Sprawl versus compact development its a complicated dichotomy, and a crucial argument in the study of sustainable urban development. Measuring Sprawl 2014, a new study from Smart Growth America that analyzes development patterns in U.S. metropolitan areas and counties, is looking to see which communities are more compact and connected and which are more sprawling, and examining how index scores relate to life in that community.
The Center for State and Local Government Excellence and the Center for Retirement Research at Boston College have partnered to develop the Public Plans Database, which contains comprehensive financial, governance, and plan design information for 126 state and local defined benefit plans, along with additional data on state defined contribution plans. The database represents more than 85% of total state and local government pension assets and members.

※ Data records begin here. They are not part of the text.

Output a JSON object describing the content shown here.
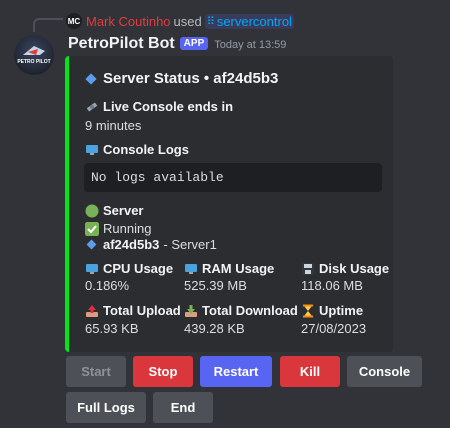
{
  "reply": {
    "avatar_text": "MC",
    "user": "Mark Coutinho",
    "used": "used",
    "command": "servercontrol"
  },
  "message": {
    "avatar_text": "PETRO PILOT",
    "bot_name": "PetroPilot Bot",
    "app_tag": "APP",
    "timestamp": "Today at 13:59"
  },
  "embed": {
    "accent_color": "#00e61a",
    "title": "Server Status • af24d5b3",
    "live_console_label": "Live Console ends in",
    "live_console_value": "9 minutes",
    "console_logs_label": "Console Logs",
    "console_logs_value": "No logs available",
    "server_label": "Server",
    "server_status": "Running",
    "server_id": "af24d5b3",
    "server_name": "- Server1",
    "stats": [
      {
        "label": "CPU Usage",
        "value": "0.186%",
        "icon": "monitor-icon"
      },
      {
        "label": "RAM Usage",
        "value": "525.39 MB",
        "icon": "monitor-icon"
      },
      {
        "label": "Disk Usage",
        "value": "118.06 MB",
        "icon": "floppy-disk-icon"
      },
      {
        "label": "Total Upload",
        "value": "65.93 KB",
        "icon": "upload-tray-icon"
      },
      {
        "label": "Total Download",
        "value": "439.28 KB",
        "icon": "download-tray-icon"
      },
      {
        "label": "Uptime",
        "value": "27/08/2023",
        "icon": "hourglass-icon"
      }
    ]
  },
  "buttons": {
    "start": "Start",
    "stop": "Stop",
    "restart": "Restart",
    "kill": "Kill",
    "console": "Console",
    "full_logs": "Full Logs",
    "end": "End"
  },
  "colors": {
    "background": "#313338",
    "embed_bg": "#2b2d31",
    "danger": "#da373c",
    "primary": "#5865f2",
    "secondary": "#4e5058"
  }
}
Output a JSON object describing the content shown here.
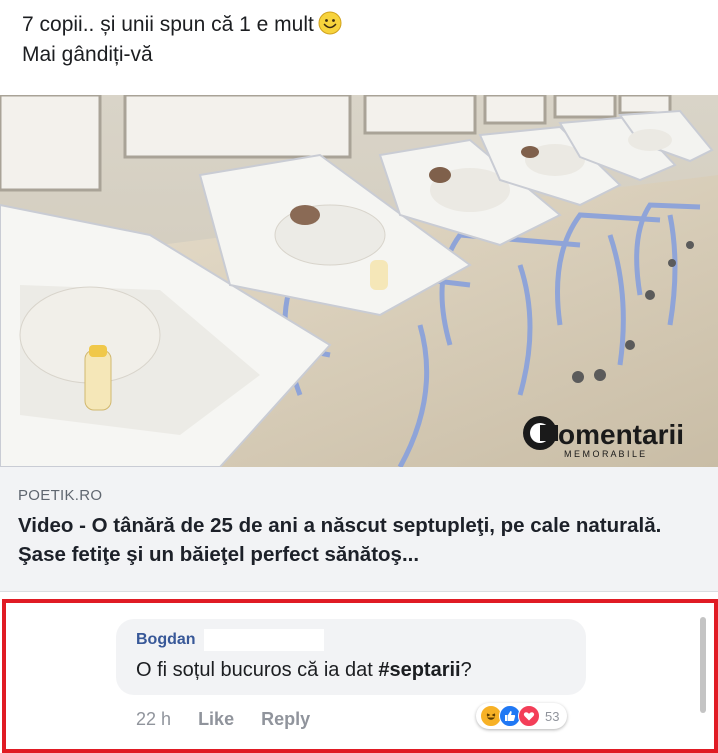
{
  "post": {
    "line1": "7 copii.. și unii spun că 1 e mult",
    "line2": "Mai gândiți-vă",
    "emoji": "smile-emoji"
  },
  "watermark": {
    "brand": "omentarii",
    "sub": "M E M O R A B I L E"
  },
  "link": {
    "domain": "POETIK.RO",
    "title": "Video - O tânără de 25 de ani a născut septupleţi, pe cale naturală. Şase fetiţe şi un băieţel perfect sănătoş..."
  },
  "comment": {
    "author": "Bogdan",
    "text_before": "O fi soțul bucuros că ia dat ",
    "hashtag": "#septarii",
    "text_after": "?",
    "time": "22 h",
    "like_label": "Like",
    "reply_label": "Reply",
    "reaction_count": "53",
    "reactions": [
      "haha-icon",
      "like-icon",
      "love-icon"
    ]
  },
  "colors": {
    "highlight_border": "#e01b24",
    "author_link": "#385898",
    "meta_gray": "#90949c"
  }
}
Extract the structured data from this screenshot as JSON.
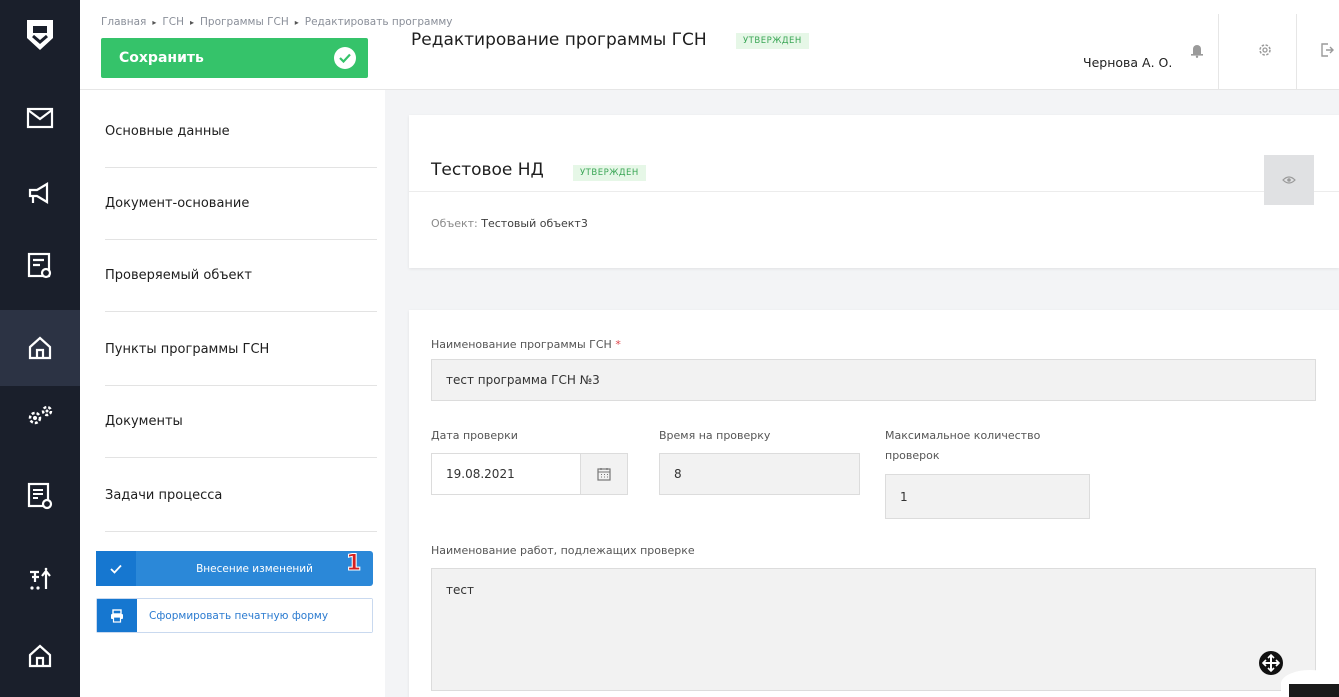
{
  "rail": {
    "items": [
      {
        "icon": "mail-icon"
      },
      {
        "icon": "megaphone-icon"
      },
      {
        "icon": "checklist-icon"
      },
      {
        "icon": "home-icon",
        "active": true
      },
      {
        "icon": "gears-icon"
      },
      {
        "icon": "report-icon"
      },
      {
        "icon": "sort-icon"
      },
      {
        "icon": "home-icon"
      }
    ]
  },
  "breadcrumb": {
    "items": [
      "Главная",
      "ГСН",
      "Программы ГСН",
      "Редактировать программу"
    ],
    "separator": "▸"
  },
  "toolbar": {
    "save_label": "Сохранить"
  },
  "page": {
    "title": "Редактирование программы ГСН",
    "status": "утвержден"
  },
  "user": {
    "name": "Чернова А. О."
  },
  "subnav": {
    "items": [
      "Основные данные",
      "Документ-основание",
      "Проверяемый объект",
      "Пункты программы ГСН",
      "Документы",
      "Задачи процесса"
    ],
    "changes_button": "Внесение изменений",
    "changes_number": "1",
    "print_button": "Сформировать печатную форму"
  },
  "nd_card": {
    "title": "Тестовое НД",
    "status": "утвержден",
    "object_label": "Объект:",
    "object_value": "Тестовый объект3"
  },
  "form": {
    "name_label": "Наименование программы ГСН",
    "name_required": "*",
    "name_value": "тест программа ГСН №3",
    "date_label": "Дата проверки",
    "date_value": "19.08.2021",
    "time_label": "Время на проверку",
    "time_value": "8",
    "max_label_line1": "Максимальное количество",
    "max_label_line2": "проверок",
    "max_value": "1",
    "works_label": "Наименование работ, подлежащих проверке",
    "works_value": "тест"
  },
  "colors": {
    "rail": "#1a1f2b",
    "save_green": "#35c36a",
    "primary_blue": "#2b88d8",
    "badge_green": "#3aa655"
  }
}
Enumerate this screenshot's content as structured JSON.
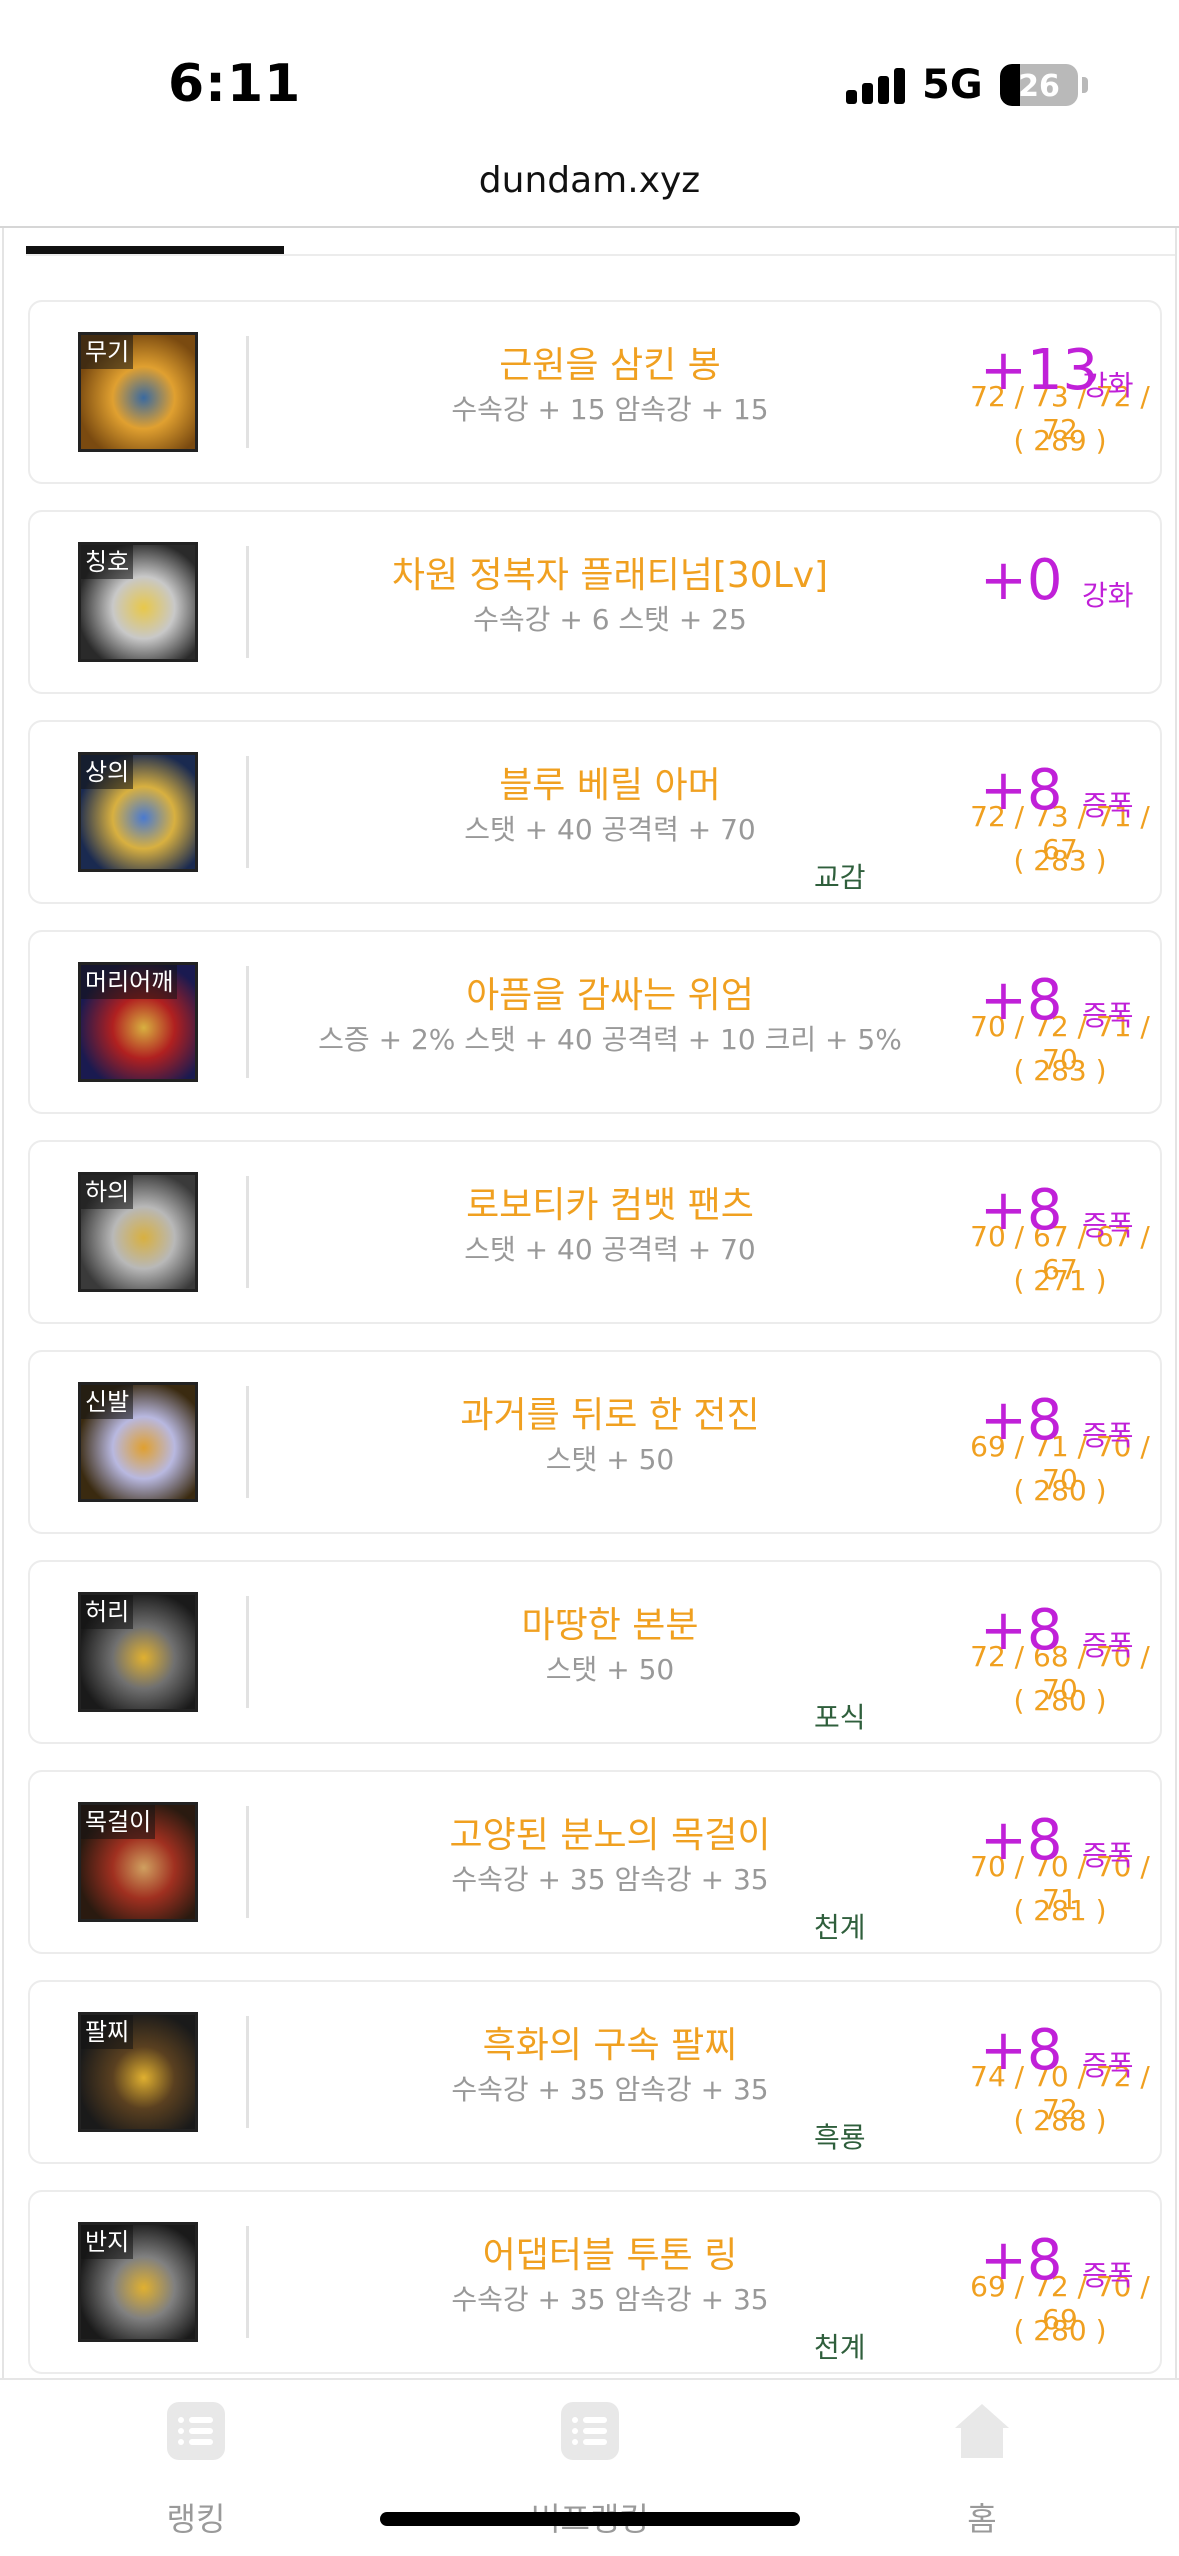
{
  "status": {
    "time": "6:11",
    "network": "5G",
    "battery": "26",
    "battery_level": 0.26
  },
  "browser": {
    "url": "dundam.xyz"
  },
  "items": [
    {
      "slot": "무기",
      "name": "근원을 삼킨 봉",
      "options": "수속강 + 15 암속강 + 15",
      "tag": "",
      "enhance": "+13",
      "enhance_type": "강화",
      "stats": "72 / 73 / 72 / 72",
      "stats_total": "( 289 )",
      "art": [
        "#7a4a10",
        "#e0a030",
        "#3a6aa0"
      ]
    },
    {
      "slot": "칭호",
      "name": "차원 정복자 플래티넘[30Lv]",
      "options": "수속강 + 6 스탯 + 25",
      "tag": "",
      "enhance": "+0",
      "enhance_type": "강화",
      "stats": "",
      "stats_total": "",
      "art": [
        "#2a2a2a",
        "#c8c8c8",
        "#e8c84a"
      ]
    },
    {
      "slot": "상의",
      "name": "블루 베릴 아머",
      "options": "스탯 + 40 공격력 + 70",
      "tag": "교감",
      "enhance": "+8",
      "enhance_type": "증폭",
      "stats": "72 / 73 / 71 / 67",
      "stats_total": "( 283 )",
      "art": [
        "#1a2a50",
        "#d8b040",
        "#4a7ad0"
      ]
    },
    {
      "slot": "머리어깨",
      "name": "아픔을 감싸는 위엄",
      "options": "스증 + 2% 스탯 + 40 공격력 + 10 크리 + 5%",
      "tag": "",
      "enhance": "+8",
      "enhance_type": "증폭",
      "stats": "70 / 72 / 71 / 70",
      "stats_total": "( 283 )",
      "art": [
        "#1a1a50",
        "#b02020",
        "#d8b040"
      ]
    },
    {
      "slot": "하의",
      "name": "로보티카 컴뱃 팬츠",
      "options": "스탯 + 40 공격력 + 70",
      "tag": "",
      "enhance": "+8",
      "enhance_type": "증폭",
      "stats": "70 / 67 / 67 / 67",
      "stats_total": "( 271 )",
      "art": [
        "#3a3a3a",
        "#b8b8b8",
        "#d8b040"
      ]
    },
    {
      "slot": "신발",
      "name": "과거를 뒤로 한 전진",
      "options": "스탯 + 50",
      "tag": "",
      "enhance": "+8",
      "enhance_type": "증폭",
      "stats": "69 / 71 / 70 / 70",
      "stats_total": "( 280 )",
      "art": [
        "#3a2a10",
        "#b8b8e0",
        "#e0a030"
      ]
    },
    {
      "slot": "허리",
      "name": "마땅한 본분",
      "options": "스탯 + 50",
      "tag": "포식",
      "enhance": "+8",
      "enhance_type": "증폭",
      "stats": "72 / 68 / 70 / 70",
      "stats_total": "( 280 )",
      "art": [
        "#1a1a1a",
        "#707070",
        "#e0b030"
      ]
    },
    {
      "slot": "목걸이",
      "name": "고양된 분노의 목걸이",
      "options": "수속강 + 35 암속강 + 35",
      "tag": "천계",
      "enhance": "+8",
      "enhance_type": "증폭",
      "stats": "70 / 70 / 70 / 71",
      "stats_total": "( 281 )",
      "art": [
        "#2a1a10",
        "#a03020",
        "#d0a060"
      ]
    },
    {
      "slot": "팔찌",
      "name": "흑화의 구속 팔찌",
      "options": "수속강 + 35 암속강 + 35",
      "tag": "흑룡",
      "enhance": "+8",
      "enhance_type": "증폭",
      "stats": "74 / 70 / 72 / 72",
      "stats_total": "( 288 )",
      "art": [
        "#1a1a1a",
        "#5a4020",
        "#e0b030"
      ]
    },
    {
      "slot": "반지",
      "name": "어댑터블 투톤 링",
      "options": "수속강 + 35 암속강 + 35",
      "tag": "천계",
      "enhance": "+8",
      "enhance_type": "증폭",
      "stats": "69 / 72 / 70 / 69",
      "stats_total": "( 280 )",
      "art": [
        "#1a1a1a",
        "#808080",
        "#e0b030"
      ]
    }
  ],
  "nav": [
    {
      "label": "랭킹",
      "icon": "list-icon"
    },
    {
      "label": "버프랭킹",
      "icon": "list-icon"
    },
    {
      "label": "홈",
      "icon": "home-icon"
    }
  ]
}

Beginning in mid-May, the U.S. Treasury Department will increase its monitoring of state and local government bond issuers through a new unit. The new Office of State and Local Finance will monitor and report on municipal issuers and market factors and conditions that contribute to stress in the municipal market, including public pensions. The office will also organize and propose federal policy solutions to address their concerns in these areas. Leading the office will be Kent Hiteshew, who is leaving his current position as Senior Managing Director of J.P. Morgans Housing Finance Group.
The State Health Care Cost Containment Commission, organized by the University of Virginias Miller Center, released a report on how the nations governors and other state leaders can transform the current health-care system into one that is more integrated, coordinated, patient-centered, and cost-effective.The report aims to jump start state-level action on health-care cost containment as states begin new legislative sessions.
The GFOAs Certificate of Achievement for Excellence in Financial Reporting program has reached a major milestone 4,000 submissions. Its an impressive rate of growth, up from 800 submissions 20 years ago.
Municipalities plans for sustainability vary widely, but there are a number of steps most local governments can take to improve their strategies for urban development, according to Triple Pundit.
On January 31, 2014, the GFOA provided comments to three federal agencies about proposed regulations that could harm state and local government debt issuers. The proposal is intended to make banks more resilient and capable of weathering periods of fiscal stress without direct government intervention by requiring banks to maintain a designated level of high-quality liquid assets. As drafted, however, the proposal fails to classify municipal securities as high-quality liquid assets.